-- Available data follows --
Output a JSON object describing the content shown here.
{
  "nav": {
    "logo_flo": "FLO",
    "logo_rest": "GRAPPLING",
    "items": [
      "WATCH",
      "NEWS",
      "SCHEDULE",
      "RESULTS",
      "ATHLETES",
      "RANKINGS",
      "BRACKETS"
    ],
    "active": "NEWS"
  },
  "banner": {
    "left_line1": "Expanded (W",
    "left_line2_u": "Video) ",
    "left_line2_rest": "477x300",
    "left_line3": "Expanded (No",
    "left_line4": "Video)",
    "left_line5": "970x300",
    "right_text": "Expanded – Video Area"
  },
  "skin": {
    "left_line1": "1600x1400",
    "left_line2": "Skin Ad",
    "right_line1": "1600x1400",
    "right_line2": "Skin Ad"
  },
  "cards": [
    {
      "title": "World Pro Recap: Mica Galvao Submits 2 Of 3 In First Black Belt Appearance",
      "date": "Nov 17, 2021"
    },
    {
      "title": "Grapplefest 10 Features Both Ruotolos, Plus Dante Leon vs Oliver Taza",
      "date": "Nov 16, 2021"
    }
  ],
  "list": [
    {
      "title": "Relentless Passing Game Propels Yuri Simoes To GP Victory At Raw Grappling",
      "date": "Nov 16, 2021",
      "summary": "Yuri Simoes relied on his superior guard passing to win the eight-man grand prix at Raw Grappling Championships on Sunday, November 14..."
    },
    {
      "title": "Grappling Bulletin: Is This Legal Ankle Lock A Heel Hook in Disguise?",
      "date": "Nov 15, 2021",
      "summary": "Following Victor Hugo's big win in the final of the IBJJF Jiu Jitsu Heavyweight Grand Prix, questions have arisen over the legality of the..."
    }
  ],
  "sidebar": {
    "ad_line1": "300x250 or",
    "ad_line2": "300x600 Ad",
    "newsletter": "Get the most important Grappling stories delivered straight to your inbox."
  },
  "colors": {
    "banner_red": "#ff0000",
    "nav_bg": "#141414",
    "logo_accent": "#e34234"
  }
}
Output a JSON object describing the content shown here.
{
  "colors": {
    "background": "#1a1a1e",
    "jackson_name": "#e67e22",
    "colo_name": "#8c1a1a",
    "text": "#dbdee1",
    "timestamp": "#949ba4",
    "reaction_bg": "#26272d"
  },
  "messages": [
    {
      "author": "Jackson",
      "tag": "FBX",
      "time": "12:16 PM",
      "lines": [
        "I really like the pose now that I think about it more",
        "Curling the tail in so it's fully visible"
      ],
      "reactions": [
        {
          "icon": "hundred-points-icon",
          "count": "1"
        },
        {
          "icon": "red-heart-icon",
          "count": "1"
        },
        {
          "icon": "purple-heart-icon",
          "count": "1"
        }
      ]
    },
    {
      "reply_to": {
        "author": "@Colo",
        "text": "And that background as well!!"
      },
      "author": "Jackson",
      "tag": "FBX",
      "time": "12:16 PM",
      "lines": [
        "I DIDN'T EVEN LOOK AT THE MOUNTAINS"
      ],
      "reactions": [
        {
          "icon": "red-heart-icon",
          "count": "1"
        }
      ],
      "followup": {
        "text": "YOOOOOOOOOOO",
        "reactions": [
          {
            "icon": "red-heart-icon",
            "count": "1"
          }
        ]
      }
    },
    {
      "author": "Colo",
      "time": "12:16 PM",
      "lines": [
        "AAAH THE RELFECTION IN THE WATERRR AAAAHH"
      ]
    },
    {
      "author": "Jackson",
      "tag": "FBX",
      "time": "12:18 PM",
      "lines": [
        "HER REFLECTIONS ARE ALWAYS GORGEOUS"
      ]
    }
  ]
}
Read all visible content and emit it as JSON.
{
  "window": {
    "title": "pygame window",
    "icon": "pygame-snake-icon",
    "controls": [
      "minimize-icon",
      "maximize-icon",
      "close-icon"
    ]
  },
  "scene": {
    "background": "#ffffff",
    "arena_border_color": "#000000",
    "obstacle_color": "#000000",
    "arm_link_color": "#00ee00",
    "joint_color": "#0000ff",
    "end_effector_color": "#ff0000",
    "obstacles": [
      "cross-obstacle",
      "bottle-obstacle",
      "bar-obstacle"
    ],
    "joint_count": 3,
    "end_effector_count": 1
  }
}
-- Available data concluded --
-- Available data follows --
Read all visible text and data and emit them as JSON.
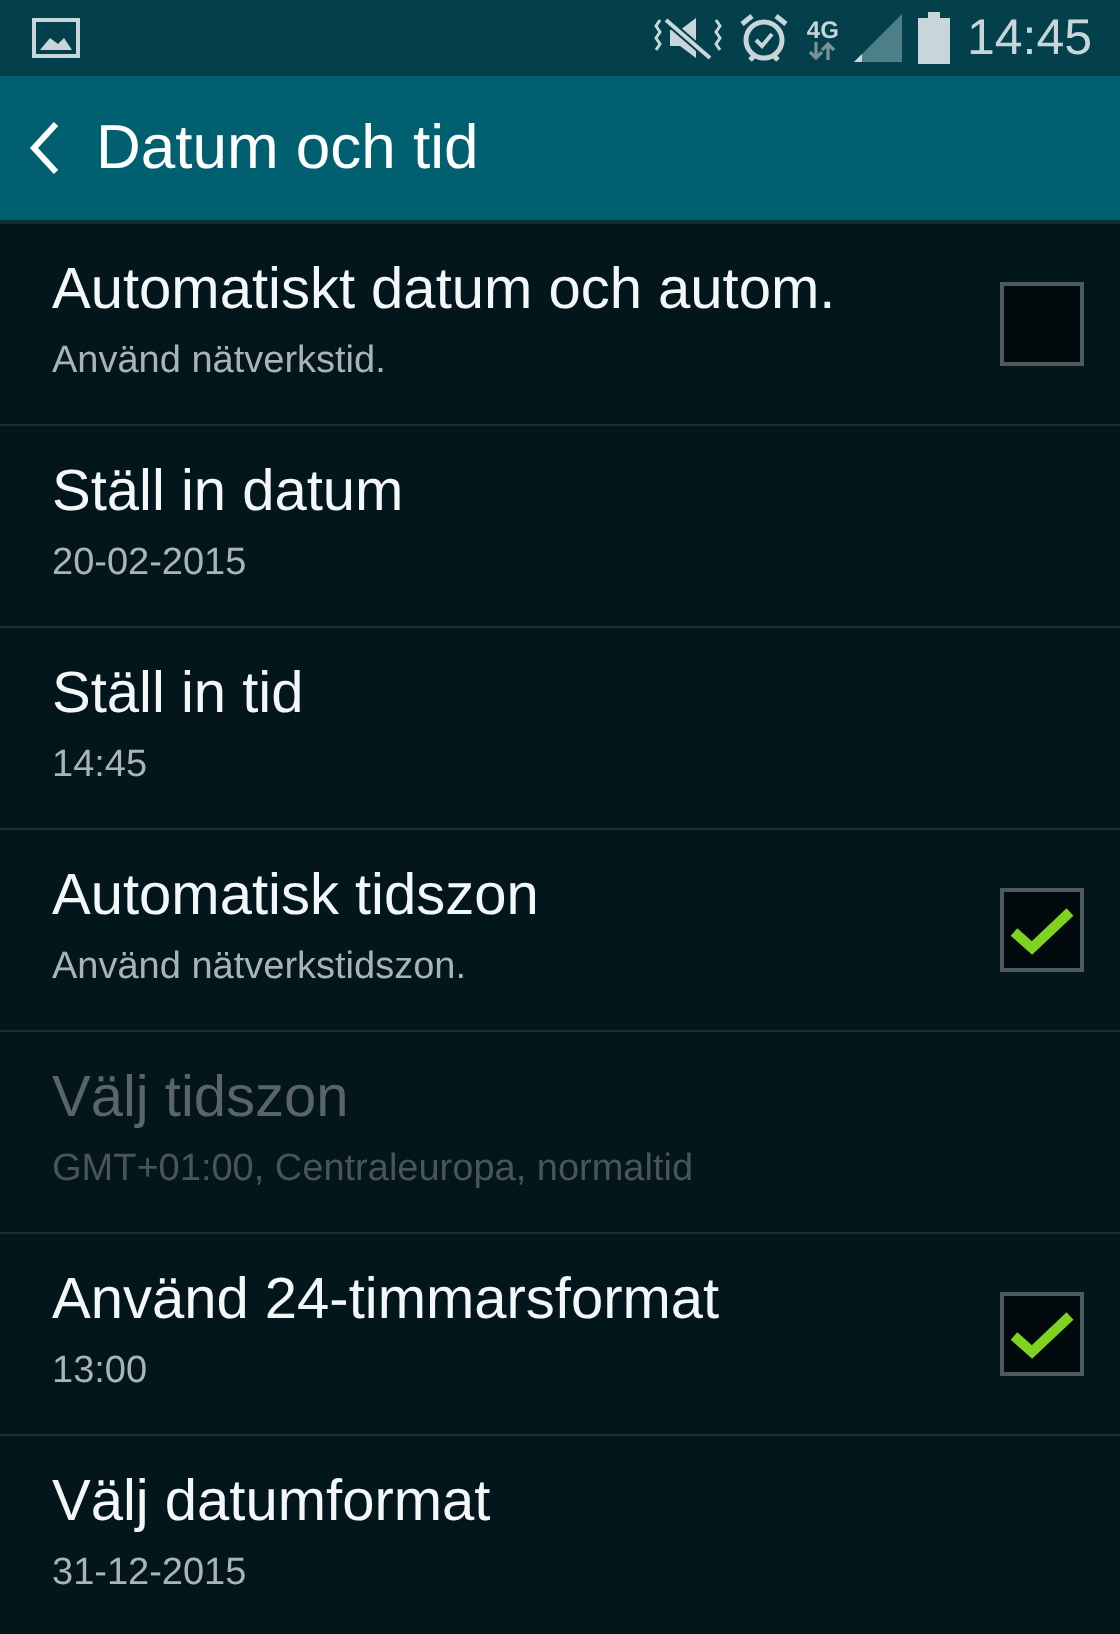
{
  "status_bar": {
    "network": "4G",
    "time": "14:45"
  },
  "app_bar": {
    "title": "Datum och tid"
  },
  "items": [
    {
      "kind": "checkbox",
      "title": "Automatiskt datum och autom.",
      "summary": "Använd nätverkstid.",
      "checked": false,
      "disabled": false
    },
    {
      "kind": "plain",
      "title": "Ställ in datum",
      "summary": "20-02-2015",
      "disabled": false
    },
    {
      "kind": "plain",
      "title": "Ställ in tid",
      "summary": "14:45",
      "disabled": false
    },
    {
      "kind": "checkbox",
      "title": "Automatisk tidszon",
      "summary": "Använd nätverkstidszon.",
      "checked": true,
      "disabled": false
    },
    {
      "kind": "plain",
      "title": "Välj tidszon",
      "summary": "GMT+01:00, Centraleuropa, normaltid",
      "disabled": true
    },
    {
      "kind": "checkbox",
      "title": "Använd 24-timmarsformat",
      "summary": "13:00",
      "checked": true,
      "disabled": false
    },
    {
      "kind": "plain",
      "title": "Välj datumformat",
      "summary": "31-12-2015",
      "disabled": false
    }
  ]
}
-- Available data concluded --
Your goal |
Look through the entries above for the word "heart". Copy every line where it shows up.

Answer to this problem |
          "icon": "red-heart-icon",
          "icon": "purple-heart-icon",
          "icon": "red-heart-icon",
            "icon": "red-heart-icon",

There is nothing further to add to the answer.